# Problem requirements:
Lines with the word "time": copy all of them from the entries below.

# Record extracts:
☆ ☆ ☆
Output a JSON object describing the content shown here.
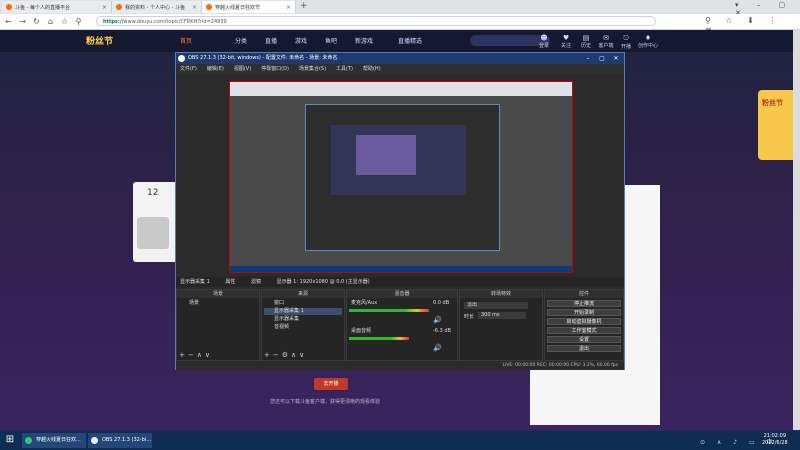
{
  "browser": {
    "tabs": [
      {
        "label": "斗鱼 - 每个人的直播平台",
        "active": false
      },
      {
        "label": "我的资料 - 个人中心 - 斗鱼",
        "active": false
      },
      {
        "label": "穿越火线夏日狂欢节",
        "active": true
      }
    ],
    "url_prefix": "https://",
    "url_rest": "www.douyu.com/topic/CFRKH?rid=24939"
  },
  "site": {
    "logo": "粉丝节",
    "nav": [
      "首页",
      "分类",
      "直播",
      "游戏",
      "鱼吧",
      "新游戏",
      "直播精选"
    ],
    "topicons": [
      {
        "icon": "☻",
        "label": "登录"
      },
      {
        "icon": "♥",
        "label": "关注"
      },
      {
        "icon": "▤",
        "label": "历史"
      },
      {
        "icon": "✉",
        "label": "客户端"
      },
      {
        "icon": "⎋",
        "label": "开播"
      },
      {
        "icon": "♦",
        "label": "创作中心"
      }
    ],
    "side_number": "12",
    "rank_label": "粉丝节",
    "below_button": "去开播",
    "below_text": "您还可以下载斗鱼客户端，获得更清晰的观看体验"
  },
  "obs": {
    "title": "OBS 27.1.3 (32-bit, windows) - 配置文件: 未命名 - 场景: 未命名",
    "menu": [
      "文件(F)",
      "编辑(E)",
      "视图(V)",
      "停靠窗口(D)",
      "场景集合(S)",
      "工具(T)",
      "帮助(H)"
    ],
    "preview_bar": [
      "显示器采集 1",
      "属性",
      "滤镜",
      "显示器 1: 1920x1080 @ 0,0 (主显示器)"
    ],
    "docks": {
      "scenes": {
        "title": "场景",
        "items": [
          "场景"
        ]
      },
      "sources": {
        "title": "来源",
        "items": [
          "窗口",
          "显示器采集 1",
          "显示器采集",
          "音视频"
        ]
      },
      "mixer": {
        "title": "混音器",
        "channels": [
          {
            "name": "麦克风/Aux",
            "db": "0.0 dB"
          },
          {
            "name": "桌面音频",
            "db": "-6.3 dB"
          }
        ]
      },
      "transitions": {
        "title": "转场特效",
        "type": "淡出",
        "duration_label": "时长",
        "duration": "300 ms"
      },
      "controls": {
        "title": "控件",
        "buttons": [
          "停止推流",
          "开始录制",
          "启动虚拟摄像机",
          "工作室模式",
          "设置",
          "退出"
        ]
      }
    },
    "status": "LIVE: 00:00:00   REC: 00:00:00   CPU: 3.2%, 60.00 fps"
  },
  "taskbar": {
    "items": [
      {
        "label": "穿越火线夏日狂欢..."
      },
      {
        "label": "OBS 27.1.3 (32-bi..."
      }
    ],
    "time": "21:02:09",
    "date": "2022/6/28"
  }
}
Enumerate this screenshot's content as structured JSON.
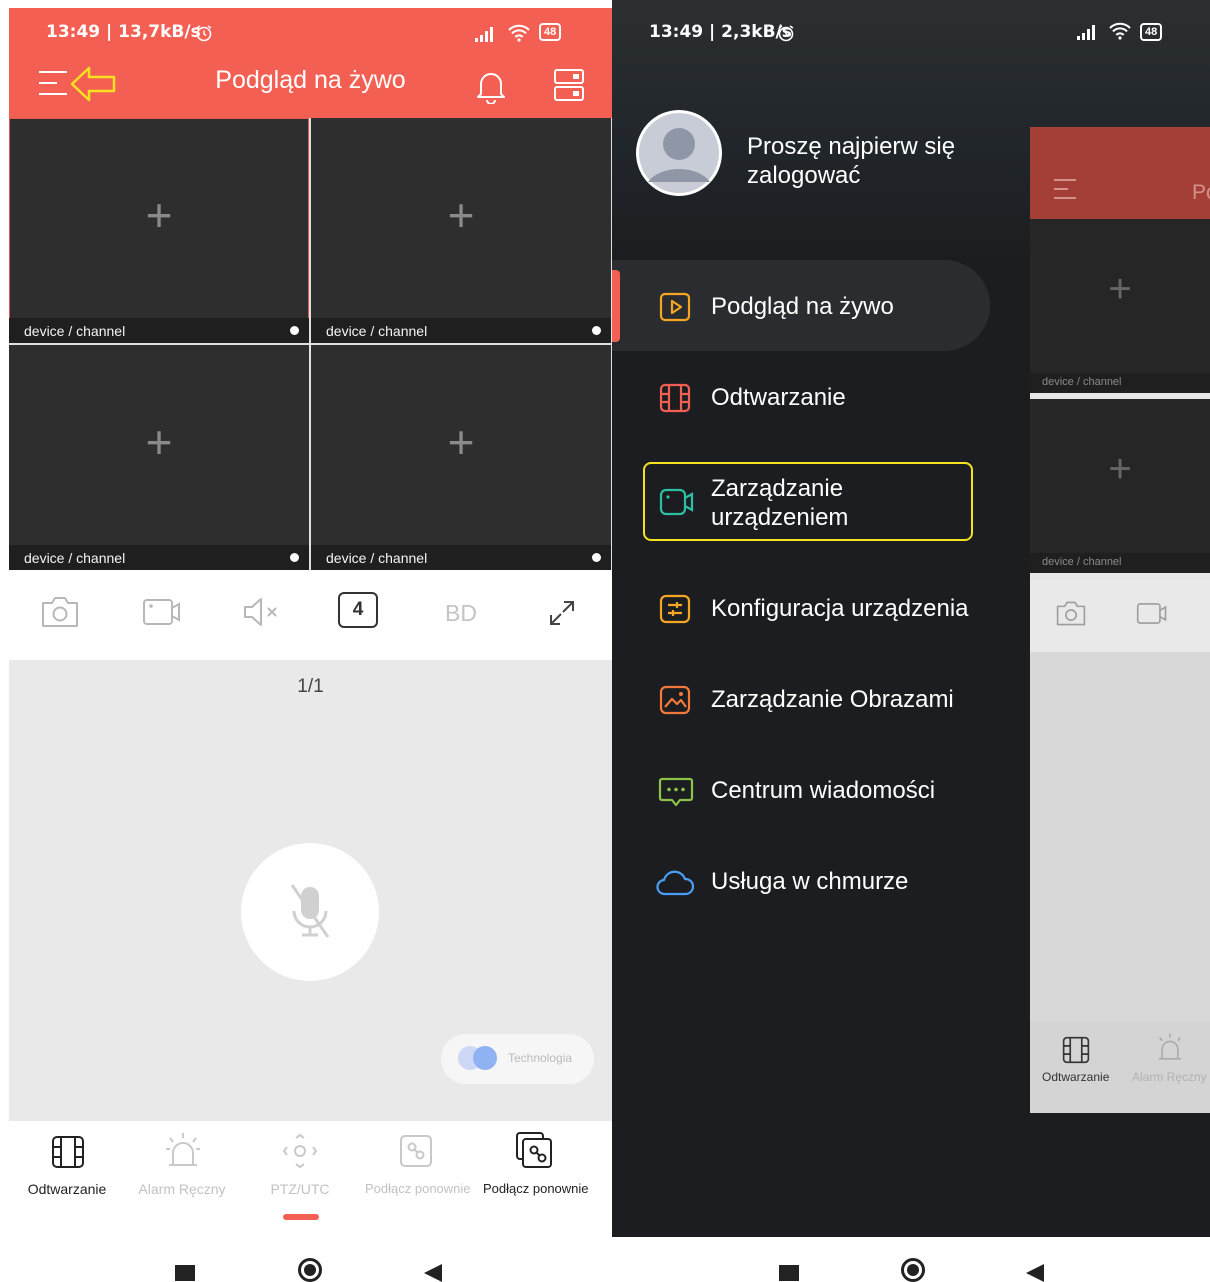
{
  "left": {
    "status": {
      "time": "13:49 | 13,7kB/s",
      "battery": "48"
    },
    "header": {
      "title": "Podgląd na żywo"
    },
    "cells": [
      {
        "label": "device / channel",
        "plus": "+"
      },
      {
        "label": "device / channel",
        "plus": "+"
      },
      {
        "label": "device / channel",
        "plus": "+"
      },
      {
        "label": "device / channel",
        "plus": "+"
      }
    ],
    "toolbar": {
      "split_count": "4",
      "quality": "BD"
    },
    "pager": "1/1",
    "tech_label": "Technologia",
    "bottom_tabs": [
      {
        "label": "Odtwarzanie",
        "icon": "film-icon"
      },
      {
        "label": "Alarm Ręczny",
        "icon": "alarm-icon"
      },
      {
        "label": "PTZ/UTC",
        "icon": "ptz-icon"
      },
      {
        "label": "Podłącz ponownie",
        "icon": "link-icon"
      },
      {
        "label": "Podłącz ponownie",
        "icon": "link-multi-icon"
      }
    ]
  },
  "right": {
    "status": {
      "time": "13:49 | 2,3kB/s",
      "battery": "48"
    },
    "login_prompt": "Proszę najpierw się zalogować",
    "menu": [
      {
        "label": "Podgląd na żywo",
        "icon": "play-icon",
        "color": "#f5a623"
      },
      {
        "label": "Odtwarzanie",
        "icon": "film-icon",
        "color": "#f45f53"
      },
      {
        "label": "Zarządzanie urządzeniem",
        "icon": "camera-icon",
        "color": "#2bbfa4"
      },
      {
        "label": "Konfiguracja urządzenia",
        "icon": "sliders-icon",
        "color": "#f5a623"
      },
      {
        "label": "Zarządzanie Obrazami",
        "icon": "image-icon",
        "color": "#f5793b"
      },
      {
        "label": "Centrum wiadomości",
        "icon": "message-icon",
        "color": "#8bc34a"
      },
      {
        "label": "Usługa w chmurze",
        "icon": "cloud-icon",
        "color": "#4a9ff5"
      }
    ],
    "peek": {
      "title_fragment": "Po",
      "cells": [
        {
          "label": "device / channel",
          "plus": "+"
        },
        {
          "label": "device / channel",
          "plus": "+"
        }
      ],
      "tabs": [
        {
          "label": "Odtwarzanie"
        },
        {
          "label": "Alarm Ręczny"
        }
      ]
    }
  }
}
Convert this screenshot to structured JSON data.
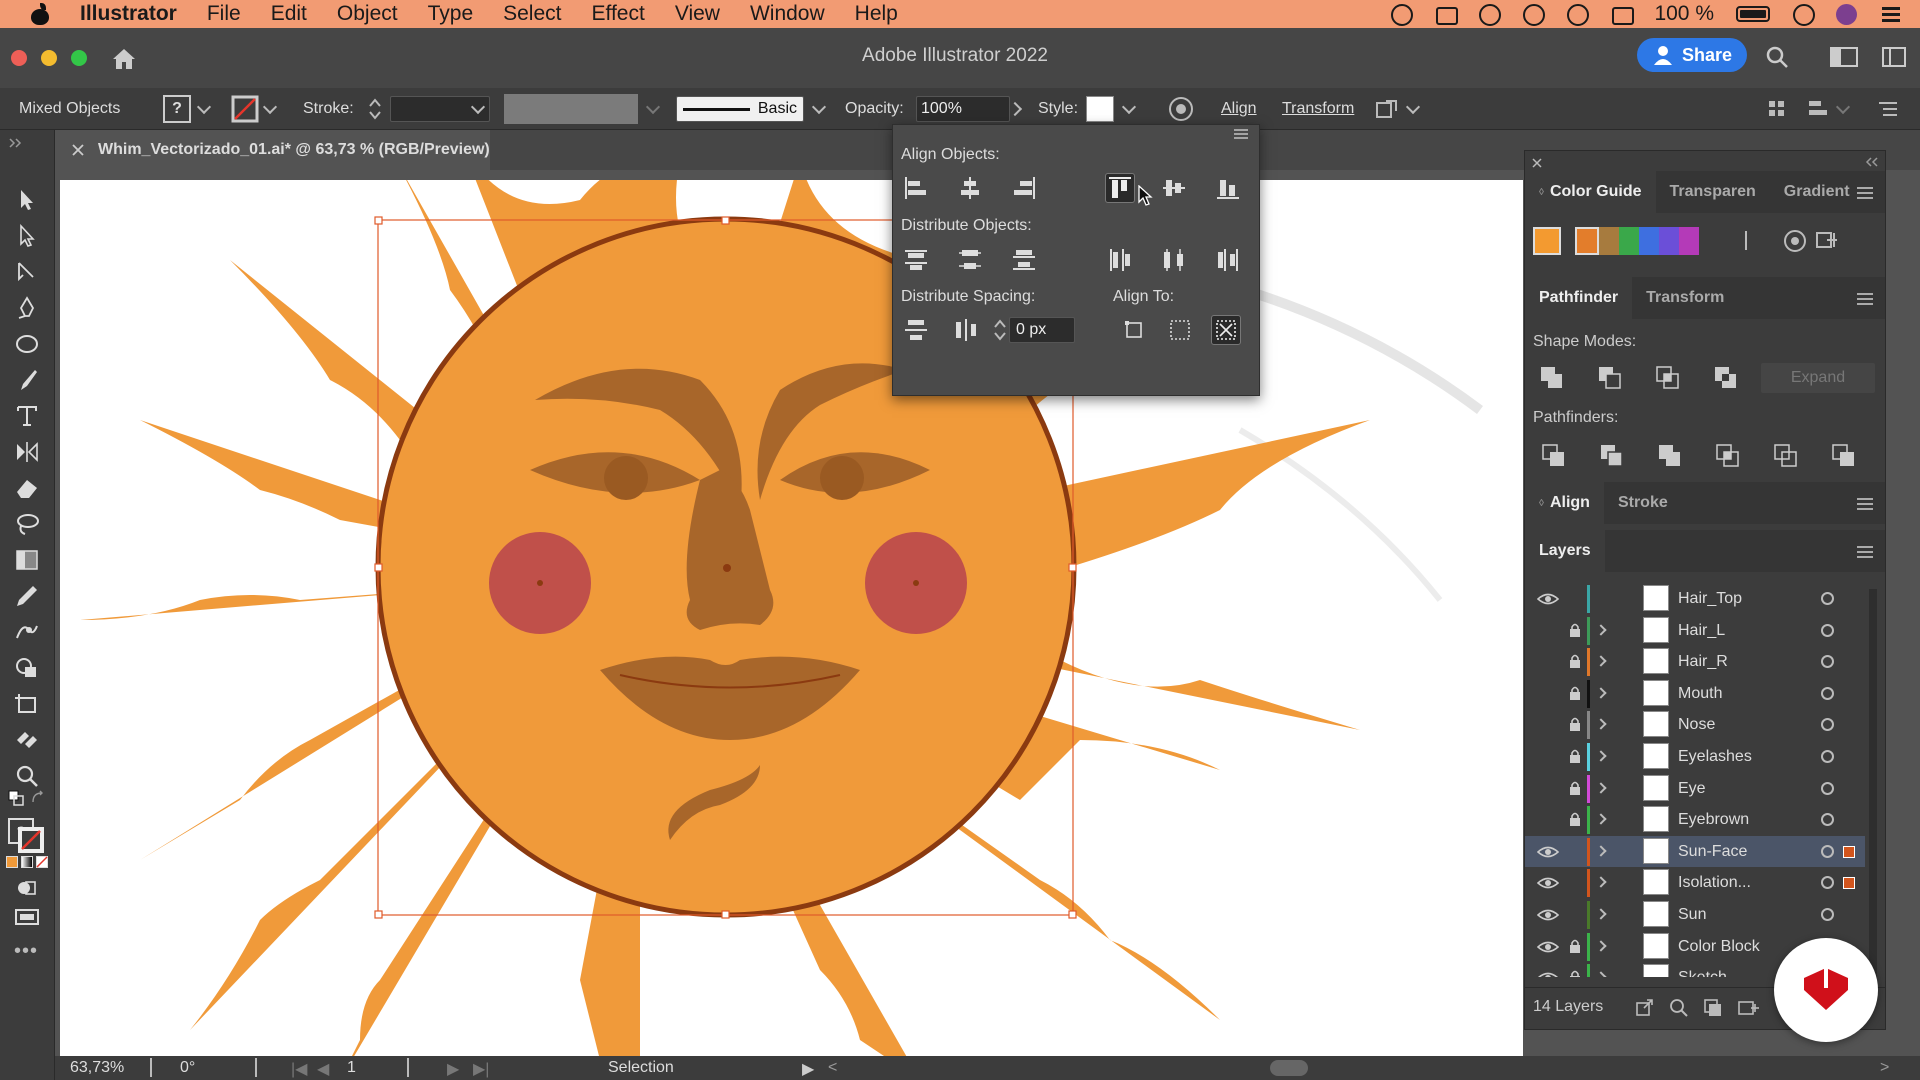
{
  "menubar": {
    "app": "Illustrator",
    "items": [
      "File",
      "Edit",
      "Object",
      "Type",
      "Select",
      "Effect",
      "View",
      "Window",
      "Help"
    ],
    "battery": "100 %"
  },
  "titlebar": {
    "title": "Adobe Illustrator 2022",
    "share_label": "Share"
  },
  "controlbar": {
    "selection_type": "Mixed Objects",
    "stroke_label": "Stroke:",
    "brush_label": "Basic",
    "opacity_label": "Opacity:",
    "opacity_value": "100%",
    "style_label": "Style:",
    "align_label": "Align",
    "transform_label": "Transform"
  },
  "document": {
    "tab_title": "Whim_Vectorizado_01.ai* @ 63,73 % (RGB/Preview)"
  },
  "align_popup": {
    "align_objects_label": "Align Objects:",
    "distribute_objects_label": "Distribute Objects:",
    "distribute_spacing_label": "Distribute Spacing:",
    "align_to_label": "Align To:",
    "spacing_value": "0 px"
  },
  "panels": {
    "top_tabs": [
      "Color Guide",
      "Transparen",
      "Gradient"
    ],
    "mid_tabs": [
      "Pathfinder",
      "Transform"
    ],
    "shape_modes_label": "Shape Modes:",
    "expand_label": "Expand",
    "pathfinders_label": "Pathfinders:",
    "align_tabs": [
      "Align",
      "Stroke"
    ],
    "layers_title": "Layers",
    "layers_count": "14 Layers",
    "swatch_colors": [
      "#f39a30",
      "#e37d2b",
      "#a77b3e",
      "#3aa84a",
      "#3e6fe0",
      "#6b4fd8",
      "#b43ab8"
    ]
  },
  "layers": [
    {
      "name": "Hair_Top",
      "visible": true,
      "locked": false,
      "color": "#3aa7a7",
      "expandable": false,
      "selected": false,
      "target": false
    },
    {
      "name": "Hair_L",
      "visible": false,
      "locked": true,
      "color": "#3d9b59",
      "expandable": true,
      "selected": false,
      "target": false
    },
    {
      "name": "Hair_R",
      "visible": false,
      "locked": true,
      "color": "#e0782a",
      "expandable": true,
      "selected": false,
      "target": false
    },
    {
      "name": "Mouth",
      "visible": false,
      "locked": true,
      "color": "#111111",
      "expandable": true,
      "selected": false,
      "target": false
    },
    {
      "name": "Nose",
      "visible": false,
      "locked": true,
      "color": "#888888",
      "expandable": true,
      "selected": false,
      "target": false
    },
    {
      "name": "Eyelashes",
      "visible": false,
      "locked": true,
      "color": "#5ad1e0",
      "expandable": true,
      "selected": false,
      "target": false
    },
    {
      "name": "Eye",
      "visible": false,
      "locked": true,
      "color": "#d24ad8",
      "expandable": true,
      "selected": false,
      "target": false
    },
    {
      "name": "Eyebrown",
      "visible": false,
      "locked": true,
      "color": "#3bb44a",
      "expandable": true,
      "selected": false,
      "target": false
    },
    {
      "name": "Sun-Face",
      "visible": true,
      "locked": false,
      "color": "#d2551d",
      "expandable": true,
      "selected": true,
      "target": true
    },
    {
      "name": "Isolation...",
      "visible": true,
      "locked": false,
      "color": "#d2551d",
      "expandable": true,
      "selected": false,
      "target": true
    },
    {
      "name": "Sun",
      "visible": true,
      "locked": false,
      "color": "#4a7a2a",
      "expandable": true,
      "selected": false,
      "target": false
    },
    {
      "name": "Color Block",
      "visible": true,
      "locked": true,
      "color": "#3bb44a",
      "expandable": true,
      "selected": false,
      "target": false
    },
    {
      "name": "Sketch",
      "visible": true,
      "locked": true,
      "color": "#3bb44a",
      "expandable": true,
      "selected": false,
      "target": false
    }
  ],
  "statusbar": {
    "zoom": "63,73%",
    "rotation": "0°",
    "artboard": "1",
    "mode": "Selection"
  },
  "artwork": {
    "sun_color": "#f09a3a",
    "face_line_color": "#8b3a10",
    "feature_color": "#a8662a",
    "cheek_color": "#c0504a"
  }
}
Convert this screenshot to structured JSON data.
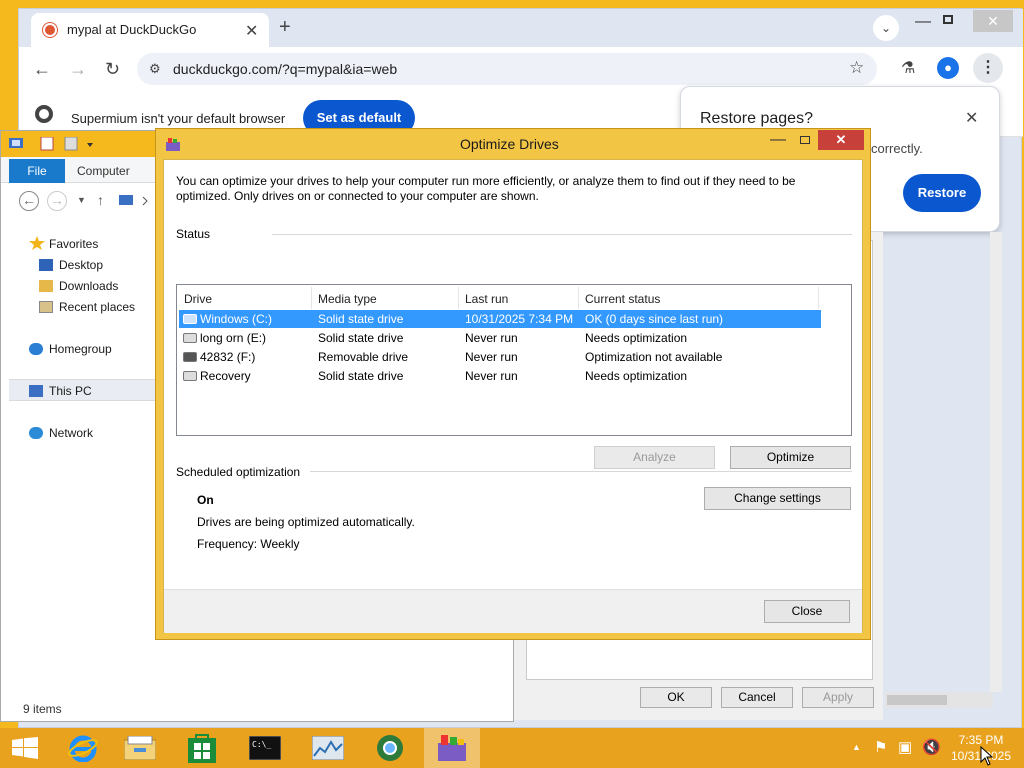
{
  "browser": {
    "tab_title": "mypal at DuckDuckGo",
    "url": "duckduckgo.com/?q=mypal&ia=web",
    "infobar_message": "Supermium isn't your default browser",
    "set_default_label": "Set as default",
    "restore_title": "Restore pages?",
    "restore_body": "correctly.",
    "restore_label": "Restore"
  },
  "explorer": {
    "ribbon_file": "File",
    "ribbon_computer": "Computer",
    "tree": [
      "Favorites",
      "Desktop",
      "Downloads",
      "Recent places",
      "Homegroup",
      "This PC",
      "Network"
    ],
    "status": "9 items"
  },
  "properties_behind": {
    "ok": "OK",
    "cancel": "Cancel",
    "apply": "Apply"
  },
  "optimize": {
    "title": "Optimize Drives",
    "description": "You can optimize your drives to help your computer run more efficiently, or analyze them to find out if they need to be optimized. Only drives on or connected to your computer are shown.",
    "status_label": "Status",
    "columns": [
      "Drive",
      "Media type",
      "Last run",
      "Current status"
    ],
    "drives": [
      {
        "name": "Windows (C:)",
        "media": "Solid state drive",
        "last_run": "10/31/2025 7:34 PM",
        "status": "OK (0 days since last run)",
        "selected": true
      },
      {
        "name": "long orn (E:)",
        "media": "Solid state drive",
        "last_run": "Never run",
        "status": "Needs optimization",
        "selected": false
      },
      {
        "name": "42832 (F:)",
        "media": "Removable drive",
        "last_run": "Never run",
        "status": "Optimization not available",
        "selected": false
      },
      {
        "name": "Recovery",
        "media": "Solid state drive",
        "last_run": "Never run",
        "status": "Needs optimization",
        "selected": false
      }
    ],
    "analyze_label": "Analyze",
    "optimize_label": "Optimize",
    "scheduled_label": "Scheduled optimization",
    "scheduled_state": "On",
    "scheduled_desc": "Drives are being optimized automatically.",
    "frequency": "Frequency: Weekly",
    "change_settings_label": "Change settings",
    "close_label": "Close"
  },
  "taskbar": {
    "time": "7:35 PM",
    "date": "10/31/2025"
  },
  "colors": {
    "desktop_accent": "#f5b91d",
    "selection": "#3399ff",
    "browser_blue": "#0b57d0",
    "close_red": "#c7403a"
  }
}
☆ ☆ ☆
# Solution to this task:
    "time": "21:02:09",
      "time": "13:49 | 13,7kB/s",
      "time": "13:49 | 2,3kB/s",
    "time": "7:35 PM",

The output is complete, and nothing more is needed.